That sounds like something a blogger might say, but it was Art Linkletter, speaking in 1965, back when he was one of the most familiar faces on television. He died yesterday at the age of 97.
I remember watching him when I was a kid. He had kids on his show.
Being a kid, I was very interested in... how do I get on that show?
Later, young people my age turned against him. It had to do with this:
In 1969 Mr. Linkletter’s daughter Diane leapt to her death from her sixth-story apartment. Her father said that LSD had contributed to her death, and although an autopsy showed no signs of the drug in her body, the personal tragedy became a national event, suggesting to many Americans that drugs and the counterculture were making inroads even into seemingly model families like the Linkletters.Oh, how we callow youths mocked the poor man who, having lost his daughter, wanted to spoil our good times. LSD became associated with the urge to leap from windows and rooftops — an idea that many took seriously but many others — e.g., everyone I knew — thought was hilarious. Some of us seem to remember a National Lampoon illustration picturing the daughter at her window gazing at a hallucination of Art Linkletter floating in the air and beckoning to her. I hope we won't go to hell for laughing at things like that.

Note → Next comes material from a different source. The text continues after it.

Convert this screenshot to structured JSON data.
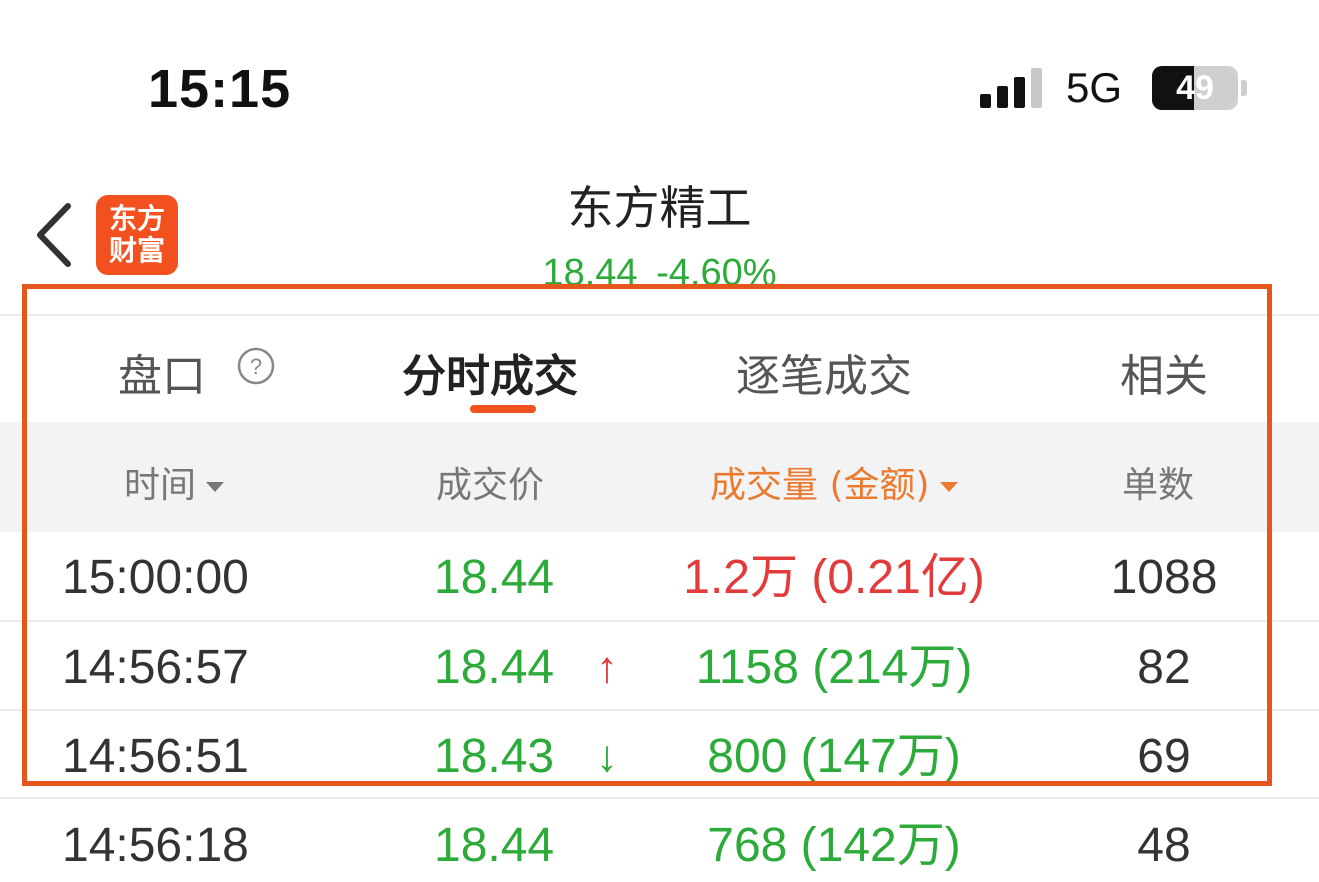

Mr. Linkletter, rather than retreating from the attention, became a crusader against drug use and an adviser to President Richard M. Nixon on drug policy...
Meanwhile, in heaven, there's "gold and diamonds." That's from the first kid interview in the YouTube clip above. Art asks little Roger Wong — a kid who wants to be a doctor — what heaven is like, and the kid says "gold and diamonds." Art suggests that, as a doctor, the boy will "keep people from going to heaven," which the boy takes the wrong way and denies. Art has to rephrase it: "I mean, you're just going to delay them a little, aren't you?"
Strangely, the same joke — that saving lives is only delaying death — appears in the current issue of The Onion. Humor is a funny thing. Sometimes cornball and hip merge, like that, and sometimes they are so thoroughly different — as with that beckoning hallucination — that it drives a sharp wedge between us.